FDA 510(k) clearance for the L5 was secured Feb. 5. The Centers for Medicare and Medicaid Services established an ICD-9 procedure code (39.74) for Merci retrievers in October 2006. Medicare will pay about $23,000 for the procedure, according to the American Society of Interventional and Therapeutic Neuroradiology. The Merci system was developed by Concentric Medical of Mountain View, CA.

The Multi-Merci trial of the L5 and L6 produced an encouraging, though not statistically significant, improvement from the X5 and X6 Merci trial. The nine percentage point higher recanalization rate, observed with and without follow-up thrombolysis, may reflect improved recanalization and more user experience with the procedure, Smith said.

The improved clot-extracting power of the L5 and L6 may explain the significant improvement in mortality rates compared with the X5 and X6 devices. Overall, about 34% of the patients treated in the Multi-Merci trial died in the 90 days after stroke onset, compared with 44% in the Merci trial.

Although the Multi-Merci trial was not designed to study mortality, slightly more than half (51.9%) of the patients without successful recanalization died, compared with slightly less than one-quarter (24.8%) who underwent successful revascularization. About 36% of the patients in the Multi-Merci trial achieved a favorable outcome as defined by a Rankin score of 2 or less.

"If you look at this graphically and divide it by vessel recanalization, as we showed before in Merci, there was a dramatic increase in the percentage of good outcomes if you opened the vessel and a 25% absolute risk reduction in morality," Smith said.

Evidence of intracranial hemorrhage appeared in follow-up CT interpreted by blinded readers in 16 patients, or 9.8% of the cases. Some cases were clearly type 1 or 2 hemorrhagic infarctions that are common in patients with revascularization therapy, Smith said.

Microcatheter perforation was responsible for one of the sizable bleeds.

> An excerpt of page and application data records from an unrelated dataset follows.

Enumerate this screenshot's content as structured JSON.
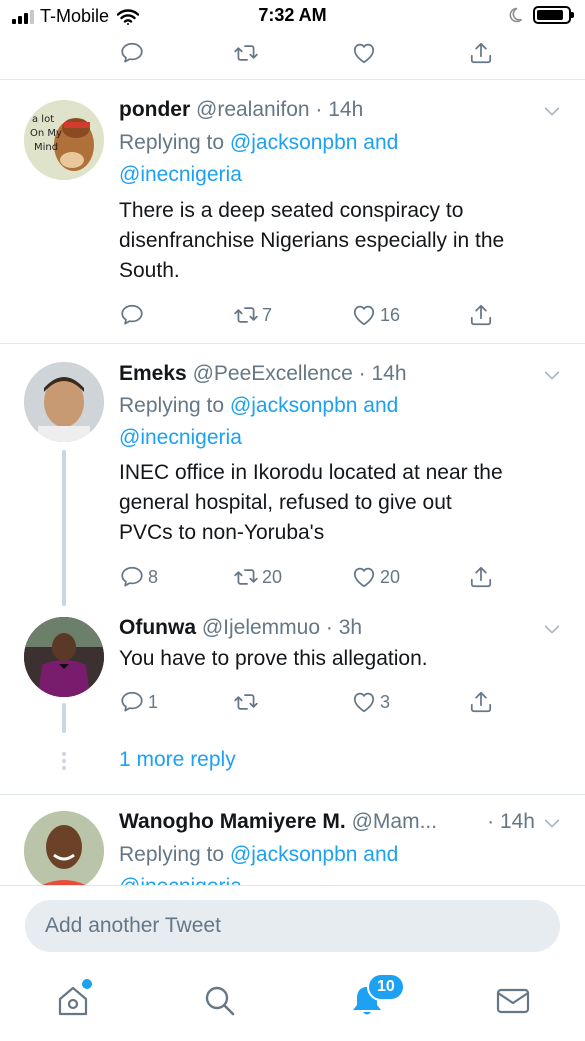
{
  "status_bar": {
    "carrier": "T-Mobile",
    "time": "7:32 AM"
  },
  "tweets": [
    {
      "name": "ponder",
      "handle": "@realanifon",
      "time_ago": "· 14h",
      "replying_label": "Replying to",
      "replying_mentions": "@jacksonpbn and",
      "replying_mentions2": "@inecnigeria",
      "body_lines": [
        "There is a deep seated conspiracy to",
        "disenfranchise Nigerians especially in the",
        "South."
      ],
      "retweets": "7",
      "likes": "16",
      "avatar_text": [
        "a lot",
        "On My",
        "Mind"
      ]
    },
    {
      "name": "Emeks",
      "handle": "@PeeExcellence",
      "time_ago": "· 14h",
      "replying_label": "Replying to",
      "replying_mentions": "@jacksonpbn and",
      "replying_mentions2": "@inecnigeria",
      "body_lines": [
        "INEC office in Ikorodu located at near the",
        "general hospital, refused to give out",
        "PVCs to non-Yoruba's"
      ],
      "replies": "8",
      "retweets": "20",
      "likes": "20"
    },
    {
      "name": "Ofunwa",
      "handle": "@Ijelemmuo",
      "time_ago": "· 3h",
      "body_lines": [
        "You have to prove this allegation."
      ],
      "replies": "1",
      "likes": "3"
    },
    {
      "name": "Wanogho Mamiyere M.",
      "handle": "@Mam...",
      "time_ago": "· 14h",
      "replying_label": "Replying to",
      "replying_mentions": "@jacksonpbn and",
      "replying_mentions2": "@inecnigeria"
    }
  ],
  "more_replies_label": "1 more reply",
  "compose": {
    "placeholder": "Add another Tweet"
  },
  "tabbar": {
    "notifications_badge": "10"
  },
  "icons": {
    "reply": "reply-icon",
    "retweet": "retweet-icon",
    "like": "heart-icon",
    "share": "share-icon",
    "chevron": "chevron-down-icon",
    "home": "home-icon",
    "search": "search-icon",
    "notifications": "bell-icon",
    "messages": "mail-icon"
  },
  "colors": {
    "accent": "#1da1f2",
    "muted": "#657786",
    "text": "#14171a",
    "divider": "#e1e8ed"
  }
}
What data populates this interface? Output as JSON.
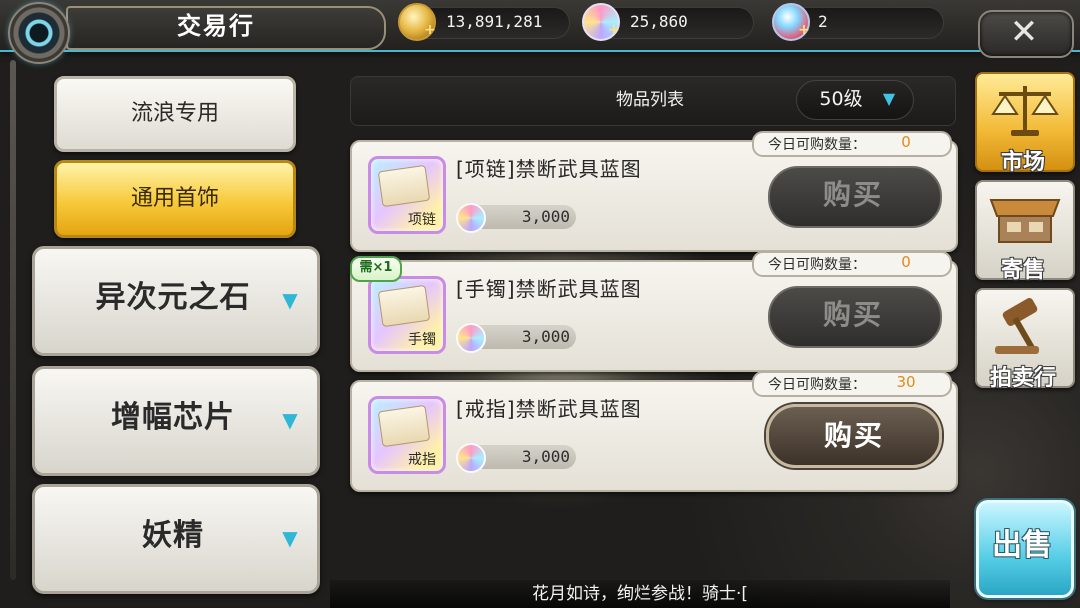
{
  "header": {
    "title": "交易行"
  },
  "currencies": [
    {
      "icon": "gold-coin-icon",
      "value": "13,891,281"
    },
    {
      "icon": "rainbow-coin-icon",
      "value": "25,860"
    },
    {
      "icon": "gem-icon",
      "value": "2"
    }
  ],
  "close_label": "✕",
  "categories": [
    {
      "label": "流浪专用",
      "active": false
    },
    {
      "label": "通用首饰",
      "active": true
    },
    {
      "label": "异次元之石",
      "expandable": true
    },
    {
      "label": "增幅芯片",
      "expandable": true
    },
    {
      "label": "妖精",
      "expandable": true
    }
  ],
  "list": {
    "header_label": "物品列表",
    "level_filter": "50级"
  },
  "items": [
    {
      "name": "[项链]禁断武具蓝图",
      "icon_tag": "项链",
      "price": "3,000",
      "quota_label": "今日可购数量：",
      "quota_value": "0",
      "buy_label": "购买",
      "buy_enabled": false,
      "badge": ""
    },
    {
      "name": "[手镯]禁断武具蓝图",
      "icon_tag": "手镯",
      "price": "3,000",
      "quota_label": "今日可购数量：",
      "quota_value": "0",
      "buy_label": "购买",
      "buy_enabled": false,
      "badge": "需×1"
    },
    {
      "name": "[戒指]禁断武具蓝图",
      "icon_tag": "戒指",
      "price": "3,000",
      "quota_label": "今日可购数量：",
      "quota_value": "30",
      "buy_label": "购买",
      "buy_enabled": true,
      "badge": ""
    }
  ],
  "nav": [
    {
      "label": "市场",
      "icon": "scales-icon",
      "active": true
    },
    {
      "label": "寄售",
      "icon": "stall-icon",
      "active": false
    },
    {
      "label": "拍卖行",
      "icon": "gavel-icon",
      "active": false
    }
  ],
  "sell_label": "出售",
  "ticker_text": "花月如诗，绚烂参战！骑士·["
}
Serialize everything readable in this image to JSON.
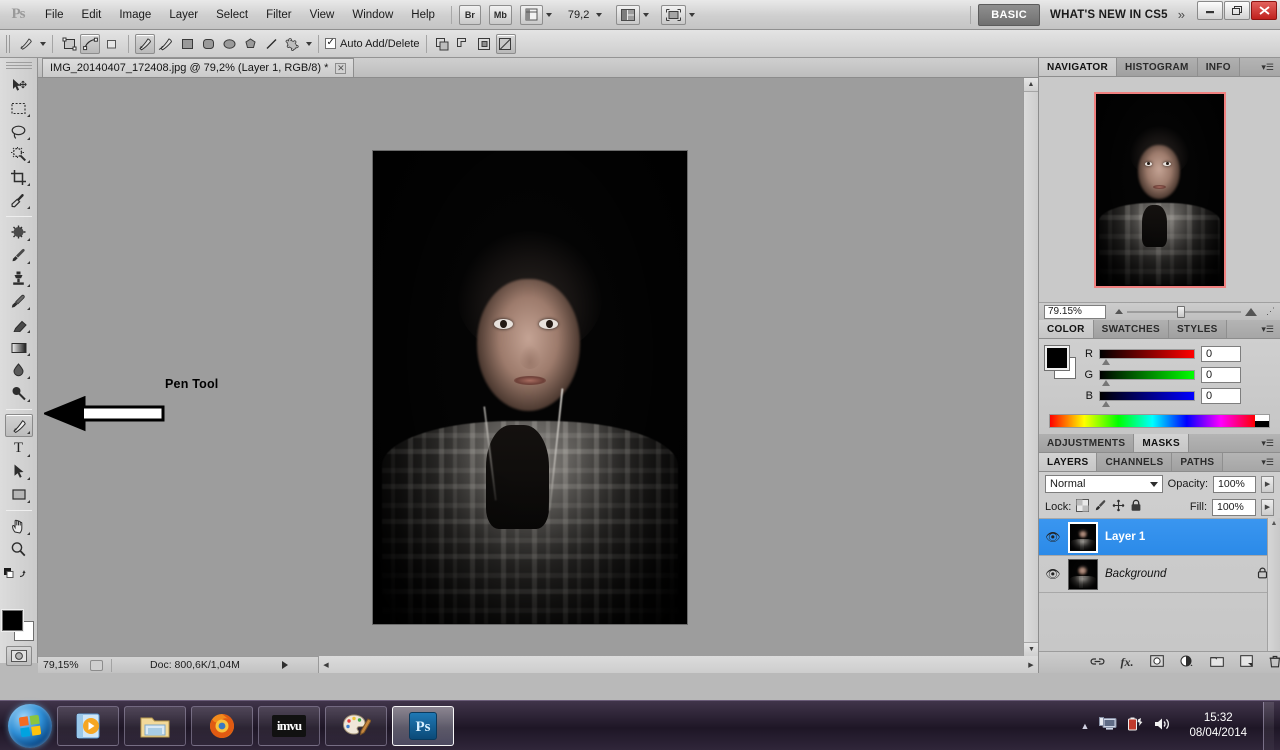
{
  "app": {
    "logo": "Ps",
    "menus": [
      "File",
      "Edit",
      "Image",
      "Layer",
      "Select",
      "Filter",
      "View",
      "Window",
      "Help"
    ],
    "quick_buttons": [
      {
        "name": "bridge",
        "label": "Br"
      },
      {
        "name": "mini-bridge",
        "label": "Mb"
      },
      {
        "name": "view-extras",
        "label": "▤"
      }
    ],
    "zoom_value": "79,2",
    "arrange_icon": "arrange-documents-icon",
    "screen_mode_icon": "screen-mode-icon",
    "workspace_chip": "BASIC",
    "whats_new": "WHAT'S NEW IN CS5",
    "more_chevron": "»",
    "window_buttons": {
      "minimize": "–",
      "restore": "❐",
      "close": "✕"
    }
  },
  "options_bar": {
    "tool_preset_icon": "pen-tool-preset-icon",
    "mode_buttons": [
      "shape-layers-icon",
      "paths-icon",
      "fill-pixels-icon"
    ],
    "shape_tools": [
      "pen-icon",
      "freeform-pen-icon",
      "rectangle-icon",
      "rounded-rectangle-icon",
      "ellipse-icon",
      "polygon-icon",
      "line-icon",
      "custom-shape-icon"
    ],
    "auto_add_delete": "Auto Add/Delete",
    "path_ops": [
      "add-to-path-icon",
      "subtract-from-path-icon",
      "intersect-path-icon",
      "exclude-path-icon"
    ]
  },
  "toolbox": {
    "tools": [
      {
        "name": "move-tool",
        "glyph": "⬉",
        "has_submenu": false,
        "active": false
      },
      {
        "name": "rectangular-marquee-tool",
        "glyph": "⬚",
        "has_submenu": true,
        "active": false
      },
      {
        "name": "lasso-tool",
        "glyph": "◯",
        "has_submenu": true,
        "active": false
      },
      {
        "name": "quick-selection-tool",
        "glyph": "❁",
        "has_submenu": true,
        "active": false
      },
      {
        "name": "crop-tool",
        "glyph": "⌗",
        "has_submenu": true,
        "active": false
      },
      {
        "name": "eyedropper-tool",
        "glyph": "✒",
        "has_submenu": true,
        "active": false
      },
      {
        "name": "spot-healing-brush-tool",
        "glyph": "⌘",
        "has_submenu": true,
        "active": false
      },
      {
        "name": "brush-tool",
        "glyph": "✎",
        "has_submenu": true,
        "active": false
      },
      {
        "name": "clone-stamp-tool",
        "glyph": "⚓",
        "has_submenu": true,
        "active": false
      },
      {
        "name": "history-brush-tool",
        "glyph": "✍",
        "has_submenu": true,
        "active": false
      },
      {
        "name": "eraser-tool",
        "glyph": "▱",
        "has_submenu": true,
        "active": false
      },
      {
        "name": "gradient-tool",
        "glyph": "■",
        "has_submenu": true,
        "active": false
      },
      {
        "name": "blur-tool",
        "glyph": "◖",
        "has_submenu": true,
        "active": false
      },
      {
        "name": "dodge-tool",
        "glyph": "⚲",
        "has_submenu": true,
        "active": false
      },
      {
        "name": "pen-tool",
        "glyph": "✑",
        "has_submenu": true,
        "active": true
      },
      {
        "name": "horizontal-type-tool",
        "glyph": "T",
        "has_submenu": true,
        "active": false
      },
      {
        "name": "path-selection-tool",
        "glyph": "➤",
        "has_submenu": true,
        "active": false
      },
      {
        "name": "rectangle-tool",
        "glyph": "▭",
        "has_submenu": true,
        "active": false
      },
      {
        "name": "hand-tool",
        "glyph": "✋",
        "has_submenu": true,
        "active": false
      },
      {
        "name": "zoom-tool",
        "glyph": "⌕",
        "has_submenu": false,
        "active": false
      }
    ],
    "foreground_color": "#000000",
    "background_color": "#ffffff",
    "quick_mask_icon": "quick-mask-mode-icon"
  },
  "document": {
    "tab_title": "IMG_20140407_172408.jpg @ 79,2% (Layer 1, RGB/8) *",
    "tab_close": "✕",
    "status": {
      "zoom": "79,15%",
      "doc_size": "Doc: 800,6K/1,04M"
    }
  },
  "annotation": {
    "label": "Pen Tool",
    "arrow": "left-arrow-annotation"
  },
  "navigator": {
    "tabs": [
      "NAVIGATOR",
      "HISTOGRAM",
      "INFO"
    ],
    "active_tab": "NAVIGATOR",
    "zoom_value": "79.15%",
    "view_box_color": "#f0807f",
    "menu_icon": "panel-menu-icon"
  },
  "color_panel": {
    "tabs": [
      "COLOR",
      "SWATCHES",
      "STYLES"
    ],
    "active_tab": "COLOR",
    "channels": [
      {
        "label": "R",
        "value": "0"
      },
      {
        "label": "G",
        "value": "0"
      },
      {
        "label": "B",
        "value": "0"
      }
    ],
    "foreground": "#000000",
    "background": "#ffffff"
  },
  "adjustments_panel": {
    "tabs": [
      "ADJUSTMENTS",
      "MASKS"
    ],
    "active_tab": "MASKS"
  },
  "layers_panel": {
    "tabs": [
      "LAYERS",
      "CHANNELS",
      "PATHS"
    ],
    "active_tab": "LAYERS",
    "blend_mode": "Normal",
    "opacity_label": "Opacity:",
    "opacity_value": "100%",
    "lock_label": "Lock:",
    "lock_icons": [
      "lock-transparent-pixels-icon",
      "lock-image-pixels-icon",
      "lock-position-icon",
      "lock-all-icon"
    ],
    "fill_label": "Fill:",
    "fill_value": "100%",
    "layers": [
      {
        "name": "Layer 1",
        "selected": true,
        "visible": true,
        "locked": false
      },
      {
        "name": "Background",
        "selected": false,
        "visible": true,
        "locked": true
      }
    ],
    "footer_icons": [
      "link-layers-icon",
      "layer-style-icon",
      "add-layer-mask-icon",
      "new-adjustment-layer-icon",
      "new-group-icon",
      "new-layer-icon",
      "delete-layer-icon"
    ],
    "footer_glyphs": [
      "⚭",
      "𝑓𝑥",
      "▣",
      "◑",
      "▭",
      "❐",
      "☒"
    ]
  },
  "taskbar": {
    "start": "windows-start-orb",
    "items": [
      {
        "name": "windows-media-player-taskbar-icon",
        "active": false
      },
      {
        "name": "windows-explorer-taskbar-icon",
        "active": false
      },
      {
        "name": "firefox-taskbar-icon",
        "active": false
      },
      {
        "name": "imvu-taskbar-icon",
        "label": "imvu",
        "active": false
      },
      {
        "name": "paint-taskbar-icon",
        "active": false
      },
      {
        "name": "photoshop-taskbar-icon",
        "label": "Ps",
        "active": true
      }
    ],
    "tray": {
      "show_hidden": "▲",
      "icons": [
        "network-tray-icon",
        "battery-tray-icon",
        "volume-tray-icon"
      ],
      "time": "15:32",
      "date": "08/04/2014"
    }
  }
}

Only four of the cases (2.4%) were symptomatic PH2 hemorrhages, he said.

For more information from the Diagnostic Imaging archives:

Reporter from International Stroke Conference: MRI outperforms CT for initial stroke evaluation

Stenting gives uneven aid to patients at risk of stroke

Perfusion CT in acute stroke patients

The window expands for more effective stroke treatment